So while a lot of people want to talk about stability as something that they want to have, the key to effectively building stability is actually to prioritise movement first. 

Same thing in terms of exercising your lower body. 

When you've got a lower back that's painful that's not working well and the joints aren't moving the way they should, we want to reduce particular movements.

The number one moment that we get people to reduce when they having issues and they do any form of training is lower back flexion. 

Flexion is when you are tipping forward, like would happen if you are doing a deadlift, you were doing a kettlebell swing, you were doing any sort of squat variation, they involve some form of low back flexion, so we want to reduce that or take that out altogether. 

So, when you’re talking to your trainer, the type of exercises that we suggest that you DO do, that you CAN include for most people who are having low back issues are lunge variations. 

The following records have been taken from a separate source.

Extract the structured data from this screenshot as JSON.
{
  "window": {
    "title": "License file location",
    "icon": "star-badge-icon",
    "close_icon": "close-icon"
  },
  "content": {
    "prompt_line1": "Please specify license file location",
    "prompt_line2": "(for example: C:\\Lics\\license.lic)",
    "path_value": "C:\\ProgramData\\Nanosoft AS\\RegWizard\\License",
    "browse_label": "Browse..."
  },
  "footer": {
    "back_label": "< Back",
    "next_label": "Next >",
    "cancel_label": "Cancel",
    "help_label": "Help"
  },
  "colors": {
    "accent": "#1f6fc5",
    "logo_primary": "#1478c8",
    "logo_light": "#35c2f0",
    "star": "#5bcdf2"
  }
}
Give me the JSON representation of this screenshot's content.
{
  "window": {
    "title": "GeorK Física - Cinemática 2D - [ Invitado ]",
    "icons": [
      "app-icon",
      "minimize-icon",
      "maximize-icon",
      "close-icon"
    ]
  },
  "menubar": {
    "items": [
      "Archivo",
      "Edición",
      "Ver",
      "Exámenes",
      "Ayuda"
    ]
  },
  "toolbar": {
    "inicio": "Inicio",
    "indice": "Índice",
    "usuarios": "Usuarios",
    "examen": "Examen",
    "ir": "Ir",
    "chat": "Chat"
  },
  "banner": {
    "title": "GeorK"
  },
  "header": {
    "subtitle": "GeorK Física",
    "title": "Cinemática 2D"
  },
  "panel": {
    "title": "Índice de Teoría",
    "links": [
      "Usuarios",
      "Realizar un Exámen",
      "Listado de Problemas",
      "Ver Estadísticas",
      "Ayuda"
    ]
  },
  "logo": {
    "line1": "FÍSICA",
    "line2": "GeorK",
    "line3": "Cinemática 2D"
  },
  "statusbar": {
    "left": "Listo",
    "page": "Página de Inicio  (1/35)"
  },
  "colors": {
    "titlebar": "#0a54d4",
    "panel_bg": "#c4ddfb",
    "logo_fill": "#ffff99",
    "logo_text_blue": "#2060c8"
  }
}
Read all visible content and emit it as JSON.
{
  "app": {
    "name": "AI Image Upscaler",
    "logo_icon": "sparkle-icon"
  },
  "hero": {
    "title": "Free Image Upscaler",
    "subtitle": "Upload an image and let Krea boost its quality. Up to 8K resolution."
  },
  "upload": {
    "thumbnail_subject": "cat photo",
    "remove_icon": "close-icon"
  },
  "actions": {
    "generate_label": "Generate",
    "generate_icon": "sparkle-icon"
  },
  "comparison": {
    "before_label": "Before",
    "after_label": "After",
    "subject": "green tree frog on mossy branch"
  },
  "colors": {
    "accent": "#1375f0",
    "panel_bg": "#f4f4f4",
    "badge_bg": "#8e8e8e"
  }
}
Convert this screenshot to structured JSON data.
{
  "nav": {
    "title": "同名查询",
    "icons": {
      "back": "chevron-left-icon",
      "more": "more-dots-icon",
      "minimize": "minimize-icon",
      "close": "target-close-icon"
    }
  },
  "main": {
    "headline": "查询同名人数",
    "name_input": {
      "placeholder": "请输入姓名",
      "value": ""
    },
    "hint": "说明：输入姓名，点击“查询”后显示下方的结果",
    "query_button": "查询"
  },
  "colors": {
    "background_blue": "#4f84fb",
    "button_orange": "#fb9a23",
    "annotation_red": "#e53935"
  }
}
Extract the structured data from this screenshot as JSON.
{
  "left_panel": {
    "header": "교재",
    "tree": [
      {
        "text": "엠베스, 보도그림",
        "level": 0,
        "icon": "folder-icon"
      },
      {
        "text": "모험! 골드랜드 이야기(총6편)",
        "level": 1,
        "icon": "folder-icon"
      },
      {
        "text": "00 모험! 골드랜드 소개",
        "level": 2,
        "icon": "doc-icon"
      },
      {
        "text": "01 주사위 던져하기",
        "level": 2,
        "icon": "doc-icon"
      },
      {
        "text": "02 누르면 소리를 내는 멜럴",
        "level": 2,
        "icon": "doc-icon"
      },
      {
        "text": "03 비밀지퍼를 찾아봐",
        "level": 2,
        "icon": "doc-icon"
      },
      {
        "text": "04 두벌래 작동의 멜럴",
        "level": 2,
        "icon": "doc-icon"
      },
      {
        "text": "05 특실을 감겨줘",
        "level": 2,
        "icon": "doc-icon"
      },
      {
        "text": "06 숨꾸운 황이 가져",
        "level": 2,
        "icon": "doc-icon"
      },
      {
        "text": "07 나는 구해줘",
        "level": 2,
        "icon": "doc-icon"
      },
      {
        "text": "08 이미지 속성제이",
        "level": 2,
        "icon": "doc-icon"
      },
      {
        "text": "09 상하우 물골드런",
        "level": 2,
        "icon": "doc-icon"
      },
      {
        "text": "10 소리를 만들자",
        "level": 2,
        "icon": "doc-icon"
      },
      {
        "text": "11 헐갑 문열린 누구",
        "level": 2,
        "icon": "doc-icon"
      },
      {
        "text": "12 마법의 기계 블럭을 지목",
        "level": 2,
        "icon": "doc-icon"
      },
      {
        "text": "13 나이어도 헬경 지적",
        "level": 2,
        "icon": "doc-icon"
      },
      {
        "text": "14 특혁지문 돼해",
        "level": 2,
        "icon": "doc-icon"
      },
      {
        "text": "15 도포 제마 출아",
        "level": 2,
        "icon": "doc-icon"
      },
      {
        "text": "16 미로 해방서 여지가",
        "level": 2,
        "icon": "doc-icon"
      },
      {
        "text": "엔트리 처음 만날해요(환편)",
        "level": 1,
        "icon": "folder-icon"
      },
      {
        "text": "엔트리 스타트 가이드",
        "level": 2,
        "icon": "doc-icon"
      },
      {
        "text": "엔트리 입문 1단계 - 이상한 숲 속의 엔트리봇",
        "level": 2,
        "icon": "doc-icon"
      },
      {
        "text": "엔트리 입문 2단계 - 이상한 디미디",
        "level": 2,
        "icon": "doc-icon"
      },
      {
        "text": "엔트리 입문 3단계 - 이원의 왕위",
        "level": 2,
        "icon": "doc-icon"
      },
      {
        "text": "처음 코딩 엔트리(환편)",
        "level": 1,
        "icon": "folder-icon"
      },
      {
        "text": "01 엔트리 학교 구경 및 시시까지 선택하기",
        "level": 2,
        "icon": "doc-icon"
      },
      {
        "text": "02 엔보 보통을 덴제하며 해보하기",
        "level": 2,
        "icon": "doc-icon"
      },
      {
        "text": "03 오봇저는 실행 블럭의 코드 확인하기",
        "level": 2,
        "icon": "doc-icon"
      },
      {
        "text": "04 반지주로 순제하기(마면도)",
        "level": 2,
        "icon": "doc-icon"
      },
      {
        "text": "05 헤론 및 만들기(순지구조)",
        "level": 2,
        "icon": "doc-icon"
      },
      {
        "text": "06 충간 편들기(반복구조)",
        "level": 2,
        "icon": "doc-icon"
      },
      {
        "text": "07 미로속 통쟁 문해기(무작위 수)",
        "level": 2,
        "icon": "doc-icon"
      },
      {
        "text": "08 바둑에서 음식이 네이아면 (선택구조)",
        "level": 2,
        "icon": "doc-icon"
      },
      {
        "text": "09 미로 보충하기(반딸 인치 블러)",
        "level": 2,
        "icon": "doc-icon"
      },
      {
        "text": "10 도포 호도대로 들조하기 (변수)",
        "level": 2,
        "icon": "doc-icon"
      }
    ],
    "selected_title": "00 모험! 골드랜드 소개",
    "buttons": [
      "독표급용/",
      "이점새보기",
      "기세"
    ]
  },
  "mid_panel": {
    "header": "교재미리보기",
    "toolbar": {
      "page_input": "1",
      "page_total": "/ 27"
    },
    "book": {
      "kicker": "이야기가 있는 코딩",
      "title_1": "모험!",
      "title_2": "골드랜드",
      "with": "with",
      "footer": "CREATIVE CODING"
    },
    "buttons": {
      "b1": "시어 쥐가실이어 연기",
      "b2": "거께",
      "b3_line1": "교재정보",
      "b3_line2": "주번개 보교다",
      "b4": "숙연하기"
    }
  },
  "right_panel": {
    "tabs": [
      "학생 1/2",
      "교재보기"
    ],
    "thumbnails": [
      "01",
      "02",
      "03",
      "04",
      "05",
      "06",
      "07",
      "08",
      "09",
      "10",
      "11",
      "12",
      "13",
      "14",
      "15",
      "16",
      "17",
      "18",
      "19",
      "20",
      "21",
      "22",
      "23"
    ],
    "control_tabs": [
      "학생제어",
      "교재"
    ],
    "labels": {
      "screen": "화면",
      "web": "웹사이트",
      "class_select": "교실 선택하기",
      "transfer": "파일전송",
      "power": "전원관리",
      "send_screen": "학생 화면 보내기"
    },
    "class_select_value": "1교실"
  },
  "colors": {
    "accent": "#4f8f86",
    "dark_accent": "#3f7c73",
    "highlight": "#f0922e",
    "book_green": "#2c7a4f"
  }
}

Your trainer will have a bunch of different ones; front lunges, rear lunges, weighted lunges, front rack lunges, there's endless variations there.

Also, step ups, where you're stepping up onto a plyometric box, so they're the

two that allow you to have a really good workout, both get your heart rate up as well as improve your strength, but in a way that keeps your lower back nice and neutral and not introduce that low back flexion. 

So, then when people get further down the process of recovery from an injury, that's where we start to reintroduce some flexion movements, but again we're going to prioritise movement before we start adding load. 

We’re going to start people back doing something like an air squat, before they’re going to start doing a heavy back squat.

And certainly, probably the last exercise that we tend to add back in for people who have lower back issues are deadlifts, when you're picking things up off the ground, because that's the movement we have the most low back flexion.  

I hope this tip has been useful, if you're having troubles with your back but you want to keep training, make sure to give us a call and we'll be able to help you hit your goals both in training as well as get back on track doing the things that you love to do.